  • Ask for help. This involves requesting the help of an obstetrician, anesthesia and pediatrics for subsequent resuscitation of the infant.
  • Leg hyperflexion (McRoberts’ maneuver)
  • Anterior shoulder disimpaction (suprapubic pressure)
  • Rubin maneuver
  • Manual delivery of posterior arm
  • Episiotomy (Does anybody else wonder how cutting open the perineum has any impact on a baby who is stuck on the pelvic bone?  Okay good, me either.)
  • Roll over on all fours

According to Wikipedia, the advantage to this mnemonic is that it goes from least invasive to most invasive.  That sounded all fine and good, until I got to the last method — roll over on all fours.  Wait, what??  How is rolling over on all fours less invasive than say, an episiotomy (you know, where they cut your perineum)?

Turns out “Roll over on all fours” has a name — Gaskin’s maneuver, and was discovered by midwife Ina May Gaskin (yes, the same one mentioned earlier).  This maneuver opens the pelvis (wider than lying on her back) , allowing the shoulders to slide through. Sounds pretty non-invasive.  In one study, the Gaskin maneuver had the following results:

“Half of the eighty-two babies weighed more than 4000 grams (about 8.5 pounds); 17 or 21 percent weighed more than 4500 grams (about 8 pounds, 10 ounces); thirty of the 1-minute Apgar scores were less than or equal to 6, and two were less than or equal to 3; only one of the 5-minute Apgar scores was less than or equal to 6, which is 1.2 percent; forty-nine of the women or 60 percent delivered over an intact perineum, and there were no third- or fourth-degree lacerations; one woman had postpartum hemorrhage not requiring transfusion; and one infant had a fractured humerus.

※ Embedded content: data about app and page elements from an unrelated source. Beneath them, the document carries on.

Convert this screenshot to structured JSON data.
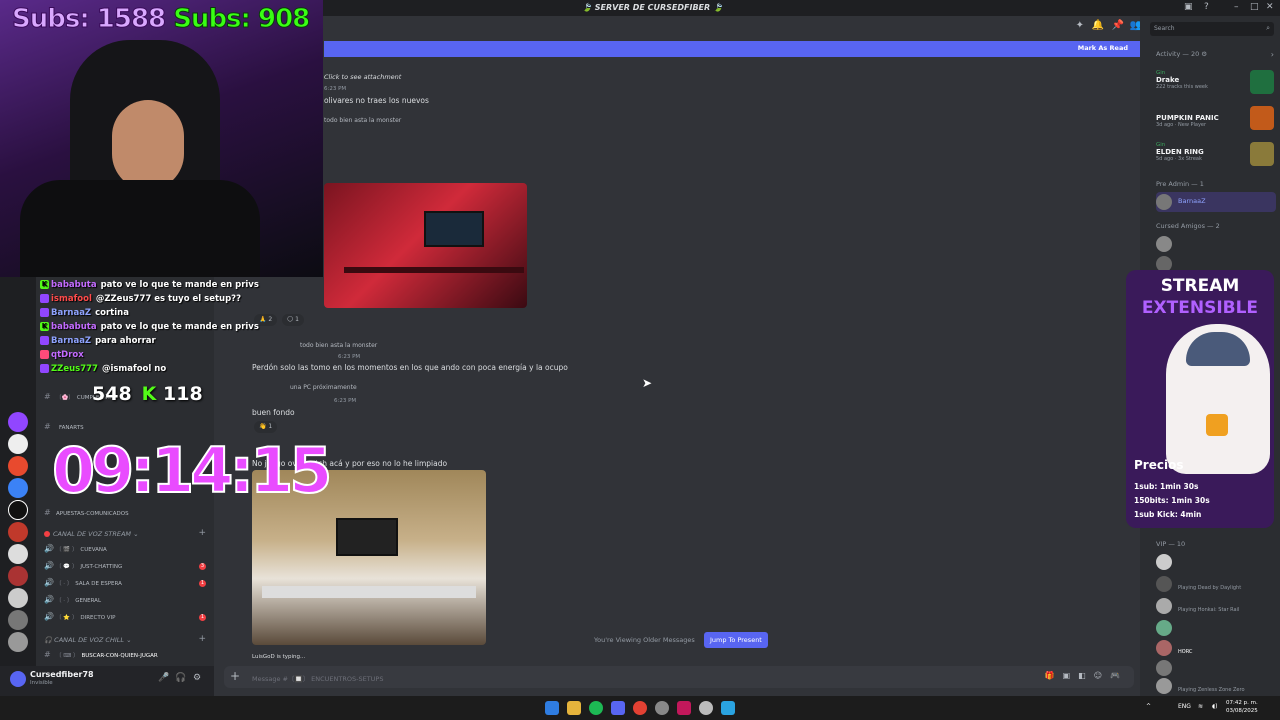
{
  "window": {
    "title": "🍃 SERVER DE CURSEDFIBER 🍃",
    "search_placeholder": "Search"
  },
  "banner": {
    "mark_as_read": "Mark As Read"
  },
  "channels": {
    "top_items": [
      {
        "tag": "〔🌸〕",
        "label": "CUMPLEAÑOS"
      },
      {
        "tag": "",
        "label": "FANARTS"
      },
      {
        "tag": "〔⚫〕",
        "label": "APUESTAS-COMUNICADOS"
      }
    ],
    "voice_category": "CANAL DE VOZ STREAM",
    "voice": [
      {
        "tag": "〔 🎬 〕",
        "label": "CUEVANA",
        "count": ""
      },
      {
        "tag": "〔 💬 〕",
        "label": "JUST-CHATTING",
        "count": "3"
      },
      {
        "tag": "〔 · 〕",
        "label": "SALA DE ESPERA",
        "count": "1"
      },
      {
        "tag": "〔 · 〕",
        "label": "GENERAL",
        "count": ""
      },
      {
        "tag": "〔 ⭐ 〕",
        "label": "DIRECTO VIP",
        "count": "1"
      }
    ],
    "chill_category": "CANAL DE VOZ CHILL",
    "chill": [
      {
        "tag": "〔 ⌨ 〕",
        "label": "BUSCAR-CON-QUIEN-JUGAR"
      }
    ]
  },
  "user": {
    "name": "Cursedfiber78",
    "status": "Invisible"
  },
  "messages": {
    "attachment": "Click to see attachment",
    "time1": "6:23 PM",
    "m1": "olivares no traes los nuevos",
    "reply1": "todo bien asta la monster",
    "react1a": "2",
    "react1b": "1",
    "reply2": "todo bien asta la monster",
    "time2": "6:23 PM",
    "m2": "Perdón solo las tomo en los momentos en los que ando con poca energía y la ocupo",
    "reply3": "una PC próximamente",
    "time3": "6:23 PM",
    "m3": "buen fondo",
    "react3": "1",
    "time4": "6:24 PM",
    "m4": "No juego overwatch acá y por eso no lo he limpiado",
    "older": "You're Viewing Older Messages",
    "jump": "Jump To Present",
    "typing": "LuisGoD is typing...",
    "placeholder": "Message #〔🔲〕 ENCUENTROS-SETUPS"
  },
  "activity": {
    "title": "Activity — 20",
    "items": [
      {
        "who": "Gin",
        "game": "Drake",
        "sub": "222 tracks this week",
        "color": "#1f6f3f"
      },
      {
        "who": "",
        "game": "PUMPKIN PANIC",
        "sub": "3d ago · New Player",
        "color": "#c25a1a"
      },
      {
        "who": "Gin",
        "game": "ELDEN RING",
        "sub": "5d ago · 3x Streak",
        "color": "#8a7a3a"
      }
    ]
  },
  "roles": {
    "pre_admin": "Pre Admin — 1",
    "pre_admin_member": "BarnaaZ",
    "cursed": "Cursed Amigos — 2",
    "vip": "VIP — 10",
    "vip_members": [
      {
        "act": ""
      },
      {
        "act": "Playing Dead by Daylight"
      },
      {
        "act": "Playing Honkai: Star Rail"
      },
      {
        "act": ""
      },
      {
        "act": "HORC"
      },
      {
        "act": ""
      },
      {
        "act": "Playing Zenless Zone Zero"
      }
    ]
  },
  "overlay": {
    "subs_a": "Subs: 1588",
    "subs_b": "Subs: 908",
    "chat": [
      {
        "user": "bababuta",
        "color": "#c36bff",
        "text": "pato ve lo que te mande en privs"
      },
      {
        "user": "ismafool",
        "color": "#ff4b4b",
        "text": "@ZZeus777 es tuyo el setup??"
      },
      {
        "user": "BarnaaZ",
        "color": "#8fa3ff",
        "text": "cortina"
      },
      {
        "user": "bababuta",
        "color": "#c36bff",
        "text": "pato ve lo que te mande en privs"
      },
      {
        "user": "BarnaaZ",
        "color": "#8fa3ff",
        "text": "para ahorrar"
      },
      {
        "user": "qtDrox",
        "color": "#c36bff",
        "text": ""
      },
      {
        "user": "ZZeus777",
        "color": "#53fc18",
        "text": "@ismafool no"
      }
    ],
    "viewers_twitch": "548",
    "viewers_kick": "118",
    "timer": "09:14:15",
    "card_title1": "STREAM",
    "card_title2": "EXTENSIBLE",
    "prices_title": "Precios",
    "prices": [
      "1sub: 1min 30s",
      "150bits: 1min 30s",
      "1sub Kick: 4min"
    ]
  },
  "taskbar": {
    "lang": "ENG",
    "time": "07:42 p. m.",
    "date": "03/08/2025"
  }
}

That sounds a heck of a lot better than an episiotomy to me.  So why aren’t more hospitals using this technique?  Probably the biggest reason is that movement during labor is limited by current birth practices, such as epidurals and electronic fetal monitoring, which generally require the mother to lay on her back.

Another issue with justifying induction because of macrosomia is the accuracy of the diagnosis.  Macrosomia is generally diagnosed using an ultrasound, which has been found to be inaccurate in nearly two-thirds of cases.

And according to Wagner, while macrosomia has been used to justify induction, evidence does not support this practice.  In fact, C-Section rates increase with induction due to macrosomia, with NO improvement in outcomes.  As he puts it in Born in the USA, “trying to hammer out too large a baby can harm the baby.”

Conclusion:

  • Evidence suggests that induction rates of less around 10% are essential to optimal outcomes for mothers and babies.
  • About 50% of pregnant women experience induction in the US.
  • Gestational ages range, and 42+ weeks pregnancies can still be healthy and deliver spontaneously.
  • Due dates can be up to 2 weeks off.
  • Big babies have a higher risk (1%) of developing “shoulder dystocia,” which has serious complications.
  • Diagnoses of macrosomia can be inaccurate up to two-thirds of the time.
  • If you induce due to macrosomia, you have a greater risk of undergoing a C-section

Oh, and:

  • Episiotomies widen your vagina (skin/muscle), not your pelvis (bone).  Just say “no” to episiotomy.
  • Patience is key.

With all that I’ve read, I have to say I come down on the side of “very wary” of induction.  Unless you are in the 10% whose medical condition requires it (see above), it’s probably better for you to wait until your baby is good and ready to come out.

Here are some more natural ideas for inducing labor:

  • Walk.  A lot.  — I walked more in the last month of my pregnancy than I did in the previous 8 months combined.  Which was nice, since I couldn’t walk farther than 4 feet without pain for about a week after she was born.
  • Have sex.  A lot. — As awkward as it sounds, the prostaglandins in semen help soften the cervix.  And it might sound a little dirty, but let’s admit it, that’s how we all got into this predicament to start with.
  • Start a lengthy project.  — Not only does this fill your time, but you are almost guaranteed that your baby will come before you can finish it.
  • Buy expensive concert tickets for right around your due date.  — Along the same vein, it’s likely that you won’t get a chance to use them.

HAPPY WAITING!